It should be appreciated that the instant invention is not to be construed as being limited by the illustrative examples. It is possible to produce still other embodiments without departing from the inventive concept herein disclosed. Such embodiments are within the ability of one skilled in the art.
1. An improved method for generating electricity utilizing a secondary battery having a plurality of electrochemical cells, each cell comprising a cathode member, a zinc anode, and an alkaline electrolyte therebe'tween; said method including the steps:
(a) pulse charging said cells by applying a controlled current density of from about 1 to 15 milliamps per cm. of geometric zinc surface area, the on period of the pulse charging being no greater than about 150 milliseconds and the oflf period being no less than 0.5 of the on period; and thereafter (b) discharging the plurality of electrochemical cells by applying an external load to said battery.
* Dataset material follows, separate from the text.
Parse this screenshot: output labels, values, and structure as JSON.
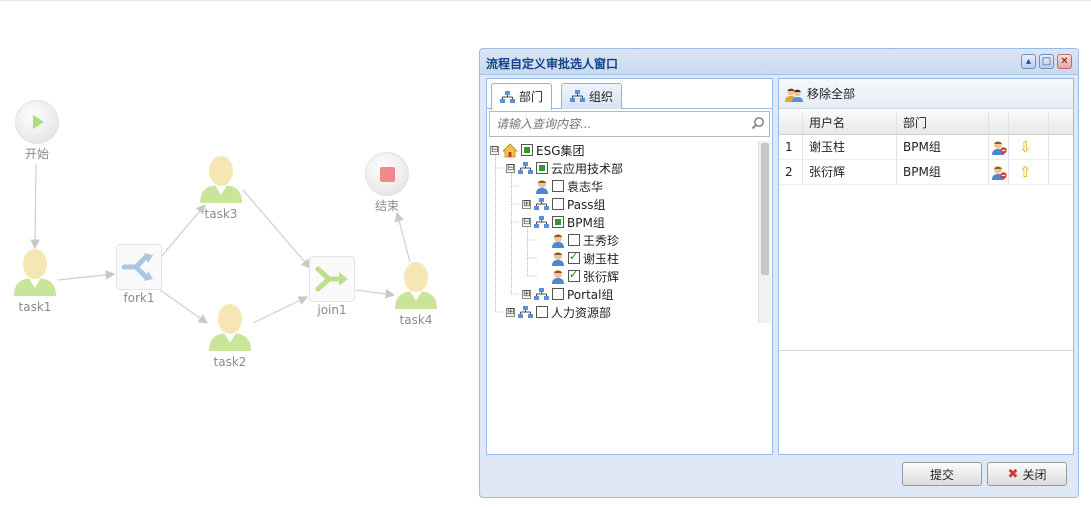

2. The method of claim 1 wherein the battery is a zinc/ air battery including a cathode member comprising an air permeable, liquid impermeable supporting membrane coated with electrocatalyst, and the electrolyte comprises an alkaline metal hydroxide.
3. The method of claim 1 wherein the battery is a silver/zinc battery.
4. The method of claim 1 wherein the olf period of the pulse charging ranges from one-half to about twice the on period.
5. The method of claim 1 wherein the on period of the pulse charging is no greater than 75 milliseconds and the off period is at least equal to the on period.
6. The method of claim 1 wherein the on period of the pulse charging is no greater than 40 milliseconds and the off period is at least equal to the on period.
7. The method of claim 1 wherein the current density is from about 4 to 12 milliamps per cm. of geometric zinc surface area.
5 i 6 8. Themethod of claim 1 wherein the electrolyte is FOREIGN PATENTS potassium hydroxide.
9. The method of claim 1 wherein the electrolyte is 173279 7/1965 Russia n 136 30 m free-flowing form- WINSTON A. DOUGLAS, Primary Examiner 10. The method of claim 1 wherein the electrolyte 5 is trapped in a hydrophilic matrix C. F. LEFEVOUR, Assistant Examiner References Cited 136 76 320 21 U Cl. X.R. UNITED STATES PATENTS 2,443,599 6/1948 Chester 204-228 10 3,258,671 6/1966 Wales 1363O 3,455,741 7/1969 Schneider 136--75
|Citing Patent||Filing date||Publication date||Applicant||Title|
|US3876921 *||Feb 4, 1972||Apr 8, 1975||Christie Electric Corp||Integrated rejuvenable energy system and method|
|US4327157 *||Feb 20, 1981||Apr 27, 1982||The United States Of America As Represented By The Secretary Of The Navy||Stabilized nickel-zinc battery|
|US4736150 *||Jul 9, 1986||Apr 5, 1988||The United States Of America As Represented By The Secretary Of The Army||Method of increasing the useful life of rechargeable lithium batteries|
|US4857419 *||Jan 19, 1988||Aug 15, 1989||Kabushiki Kaisha Meidensha||Method of operating zinc-halogen secondary battery|
|US5525892 *||Aug 24, 1993||Jun 11, 1996||Pulse Charge Systems, Inc.||Pulsed battery rejuvenator having variable trailing edge shaped pulses|
|US5543702 *||Feb 8, 1993||Aug 6, 1996||Jdp Innovations, Inc.||Alkaline battery charging method and battery charger|
|U.S. Classification||320/128, 320/139, 429/406, 429/431|
|International Classification||H01M10/42, H01M10/44|
|Cooperative Classification||H01M10/44, Y02E60/12|